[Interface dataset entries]
===
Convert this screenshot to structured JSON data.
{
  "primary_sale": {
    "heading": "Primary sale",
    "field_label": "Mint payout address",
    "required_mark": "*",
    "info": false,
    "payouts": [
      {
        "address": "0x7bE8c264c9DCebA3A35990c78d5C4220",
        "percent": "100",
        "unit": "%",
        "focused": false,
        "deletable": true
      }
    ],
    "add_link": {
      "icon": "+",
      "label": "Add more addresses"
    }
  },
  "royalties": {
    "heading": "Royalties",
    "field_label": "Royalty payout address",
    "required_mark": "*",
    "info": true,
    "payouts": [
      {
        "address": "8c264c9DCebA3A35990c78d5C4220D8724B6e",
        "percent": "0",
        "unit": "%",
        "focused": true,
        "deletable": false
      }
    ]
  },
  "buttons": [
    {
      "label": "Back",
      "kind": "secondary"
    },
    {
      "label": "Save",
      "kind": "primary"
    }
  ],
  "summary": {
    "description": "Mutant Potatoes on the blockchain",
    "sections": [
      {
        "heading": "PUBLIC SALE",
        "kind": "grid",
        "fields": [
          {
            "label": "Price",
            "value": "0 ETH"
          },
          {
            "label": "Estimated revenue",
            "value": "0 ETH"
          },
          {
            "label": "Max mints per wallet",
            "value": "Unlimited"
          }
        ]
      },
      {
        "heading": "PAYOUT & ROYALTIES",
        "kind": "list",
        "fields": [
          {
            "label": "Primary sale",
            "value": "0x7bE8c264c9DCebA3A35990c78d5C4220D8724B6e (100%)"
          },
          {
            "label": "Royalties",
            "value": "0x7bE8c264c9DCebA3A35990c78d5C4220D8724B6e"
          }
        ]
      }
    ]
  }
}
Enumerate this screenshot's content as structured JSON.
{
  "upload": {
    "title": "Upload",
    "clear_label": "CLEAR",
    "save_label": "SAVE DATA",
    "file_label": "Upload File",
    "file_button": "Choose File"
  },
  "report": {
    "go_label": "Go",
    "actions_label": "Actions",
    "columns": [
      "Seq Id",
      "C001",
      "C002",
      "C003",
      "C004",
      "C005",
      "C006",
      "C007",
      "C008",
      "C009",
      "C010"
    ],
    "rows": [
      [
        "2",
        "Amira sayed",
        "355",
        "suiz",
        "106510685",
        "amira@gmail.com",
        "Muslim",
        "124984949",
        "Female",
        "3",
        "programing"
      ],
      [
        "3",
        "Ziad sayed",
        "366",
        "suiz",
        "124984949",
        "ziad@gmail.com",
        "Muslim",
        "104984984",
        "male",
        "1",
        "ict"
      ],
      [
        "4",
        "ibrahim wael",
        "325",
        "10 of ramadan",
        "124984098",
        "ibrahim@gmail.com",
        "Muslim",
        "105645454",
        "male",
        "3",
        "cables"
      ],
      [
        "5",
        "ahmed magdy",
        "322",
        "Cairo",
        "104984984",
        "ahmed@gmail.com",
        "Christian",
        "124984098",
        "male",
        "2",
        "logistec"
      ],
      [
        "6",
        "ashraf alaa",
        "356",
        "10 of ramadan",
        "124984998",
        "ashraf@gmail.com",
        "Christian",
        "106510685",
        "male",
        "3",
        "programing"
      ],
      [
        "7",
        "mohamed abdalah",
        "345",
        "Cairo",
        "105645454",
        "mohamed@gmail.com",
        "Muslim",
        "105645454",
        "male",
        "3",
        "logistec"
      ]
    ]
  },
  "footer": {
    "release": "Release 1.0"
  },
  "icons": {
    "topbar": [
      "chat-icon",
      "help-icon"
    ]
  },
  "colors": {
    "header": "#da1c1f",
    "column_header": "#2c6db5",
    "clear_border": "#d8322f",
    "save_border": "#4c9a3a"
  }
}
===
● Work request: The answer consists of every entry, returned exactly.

● Your solution:
Convert this screenshot to structured JSON data.
{
  "primary_sale": {
    "heading": "Primary sale",
    "field_label": "Mint payout address",
    "required_mark": "*",
    "info": false,
    "payouts": [
      {
        "address": "0x7bE8c264c9DCebA3A35990c78d5C4220",
        "percent": "100",
        "unit": "%",
        "focused": false,
        "deletable": true
      }
    ],
    "add_link": {
      "icon": "+",
      "label": "Add more addresses"
    }
  },
  "royalties": {
    "heading": "Royalties",
    "field_label": "Royalty payout address",
    "required_mark": "*",
    "info": true,
    "payouts": [
      {
        "address": "8c264c9DCebA3A35990c78d5C4220D8724B6e",
        "percent": "0",
        "unit": "%",
        "focused": true,
        "deletable": false
      }
    ]
  },
  "buttons": [
    {
      "label": "Back",
      "kind": "secondary"
    },
    {
      "label": "Save",
      "kind": "primary"
    }
  ],
  "summary": {
    "description": "Mutant Potatoes on the blockchain",
    "sections": [
      {
        "heading": "PUBLIC SALE",
        "kind": "grid",
        "fields": [
          {
            "label": "Price",
            "value": "0 ETH"
          },
          {
            "label": "Estimated revenue",
            "value": "0 ETH"
          },
          {
            "label": "Max mints per wallet",
            "value": "Unlimited"
          }
        ]
      },
      {
        "heading": "PAYOUT & ROYALTIES",
        "kind": "list",
        "fields": [
          {
            "label": "Primary sale",
            "value": "0x7bE8c264c9DCebA3A35990c78d5C4220D8724B6e (100%)"
          },
          {
            "label": "Royalties",
            "value": "0x7bE8c264c9DCebA3A35990c78d5C4220D8724B6e"
          }
        ]
      }
    ]
  }
}
Enumerate this screenshot's content as structured JSON.
{
  "upload": {
    "title": "Upload",
    "clear_label": "CLEAR",
    "save_label": "SAVE DATA",
    "file_label": "Upload File",
    "file_button": "Choose File"
  },
  "report": {
    "go_label": "Go",
    "actions_label": "Actions",
    "columns": [
      "Seq Id",
      "C001",
      "C002",
      "C003",
      "C004",
      "C005",
      "C006",
      "C007",
      "C008",
      "C009",
      "C010"
    ],
    "rows": [
      [
        "2",
        "Amira sayed",
        "355",
        "suiz",
        "106510685",
        "amira@gmail.com",
        "Muslim",
        "124984949",
        "Female",
        "3",
        "programing"
      ],
      [
        "3",
        "Ziad sayed",
        "366",
        "suiz",
        "124984949",
        "ziad@gmail.com",
        "Muslim",
        "104984984",
        "male",
        "1",
        "ict"
      ],
      [
        "4",
        "ibrahim wael",
        "325",
        "10 of ramadan",
        "124984098",
        "ibrahim@gmail.com",
        "Muslim",
        "105645454",
        "male",
        "3",
        "cables"
      ],
      [
        "5",
        "ahmed magdy",
        "322",
        "Cairo",
        "104984984",
        "ahmed@gmail.com",
        "Christian",
        "124984098",
        "male",
        "2",
        "logistec"
      ],
      [
        "6",
        "ashraf alaa",
        "356",
        "10 of ramadan",
        "124984998",
        "ashraf@gmail.com",
        "Christian",
        "106510685",
        "male",
        "3",
        "programing"
      ],
      [
        "7",
        "mohamed abdalah",
        "345",
        "Cairo",
        "105645454",
        "mohamed@gmail.com",
        "Muslim",
        "105645454",
        "male",
        "3",
        "logistec"
      ]
    ]
  },
  "footer": {
    "release": "Release 1.0"
  },
  "icons": {
    "topbar": [
      "chat-icon",
      "help-icon"
    ]
  },
  "colors": {
    "header": "#da1c1f",
    "column_header": "#2c6db5",
    "clear_border": "#d8322f",
    "save_border": "#4c9a3a"
  }
}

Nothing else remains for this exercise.